-- Data excerpts follows --

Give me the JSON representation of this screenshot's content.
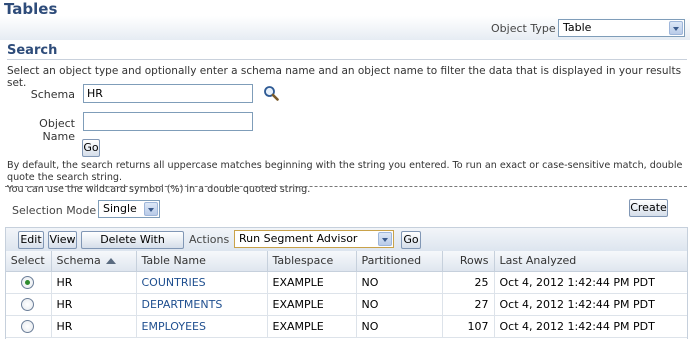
{
  "header": {
    "title": "Tables"
  },
  "object_type": {
    "label": "Object Type",
    "selected": "Table"
  },
  "search": {
    "heading": "Search",
    "instructions": "Select an object type and optionally enter a schema name and an object name to filter the data that is displayed in your results set.",
    "schema_label": "Schema",
    "schema_value": "HR",
    "object_name_label": "Object Name",
    "object_name_value": "",
    "go_label": "Go",
    "hint_line1": "By default, the search returns all uppercase matches beginning with the string you entered. To run an exact or case-sensitive match, double quote the search string.",
    "hint_line2": "You can use the wildcard symbol (%) in a double quoted string."
  },
  "selection_mode": {
    "label": "Selection Mode",
    "selected": "Single"
  },
  "create_label": "Create",
  "toolbar": {
    "edit_label": "Edit",
    "view_label": "View",
    "delete_label": "Delete With Options",
    "actions_label": "Actions",
    "actions_selected": "Run Segment Advisor",
    "go_label": "Go"
  },
  "table": {
    "columns": [
      "Select",
      "Schema",
      "Table Name",
      "Tablespace",
      "Partitioned",
      "Rows",
      "Last Analyzed"
    ],
    "rows": [
      {
        "selected": true,
        "schema": "HR",
        "name": "COUNTRIES",
        "tablespace": "EXAMPLE",
        "partitioned": "NO",
        "rows": "25",
        "last_analyzed": "Oct 4, 2012 1:42:44 PM PDT"
      },
      {
        "selected": false,
        "schema": "HR",
        "name": "DEPARTMENTS",
        "tablespace": "EXAMPLE",
        "partitioned": "NO",
        "rows": "27",
        "last_analyzed": "Oct 4, 2012 1:42:44 PM PDT"
      },
      {
        "selected": false,
        "schema": "HR",
        "name": "EMPLOYEES",
        "tablespace": "EXAMPLE",
        "partitioned": "NO",
        "rows": "107",
        "last_analyzed": "Oct 4, 2012 1:42:44 PM PDT"
      }
    ]
  },
  "colors": {
    "heading": "#2e4c7a",
    "link": "#1f4f8f",
    "selected_radio": "#2e8b2e"
  }
}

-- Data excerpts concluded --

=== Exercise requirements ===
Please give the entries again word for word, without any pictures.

=== Finished task ===
Give me the JSON representation of this screenshot's content.
{
  "header": {
    "title": "Tables"
  },
  "object_type": {
    "label": "Object Type",
    "selected": "Table"
  },
  "search": {
    "heading": "Search",
    "instructions": "Select an object type and optionally enter a schema name and an object name to filter the data that is displayed in your results set.",
    "schema_label": "Schema",
    "schema_value": "HR",
    "object_name_label": "Object Name",
    "object_name_value": "",
    "go_label": "Go",
    "hint_line1": "By default, the search returns all uppercase matches beginning with the string you entered. To run an exact or case-sensitive match, double quote the search string.",
    "hint_line2": "You can use the wildcard symbol (%) in a double quoted string."
  },
  "selection_mode": {
    "label": "Selection Mode",
    "selected": "Single"
  },
  "create_label": "Create",
  "toolbar": {
    "edit_label": "Edit",
    "view_label": "View",
    "delete_label": "Delete With Options",
    "actions_label": "Actions",
    "actions_selected": "Run Segment Advisor",
    "go_label": "Go"
  },
  "table": {
    "columns": [
      "Select",
      "Schema",
      "Table Name",
      "Tablespace",
      "Partitioned",
      "Rows",
      "Last Analyzed"
    ],
    "rows": [
      {
        "selected": true,
        "schema": "HR",
        "name": "COUNTRIES",
        "tablespace": "EXAMPLE",
        "partitioned": "NO",
        "rows": "25",
        "last_analyzed": "Oct 4, 2012 1:42:44 PM PDT"
      },
      {
        "selected": false,
        "schema": "HR",
        "name": "DEPARTMENTS",
        "tablespace": "EXAMPLE",
        "partitioned": "NO",
        "rows": "27",
        "last_analyzed": "Oct 4, 2012 1:42:44 PM PDT"
      },
      {
        "selected": false,
        "schema": "HR",
        "name": "EMPLOYEES",
        "tablespace": "EXAMPLE",
        "partitioned": "NO",
        "rows": "107",
        "last_analyzed": "Oct 4, 2012 1:42:44 PM PDT"
      }
    ]
  },
  "colors": {
    "heading": "#2e4c7a",
    "link": "#1f4f8f",
    "selected_radio": "#2e8b2e"
  }
}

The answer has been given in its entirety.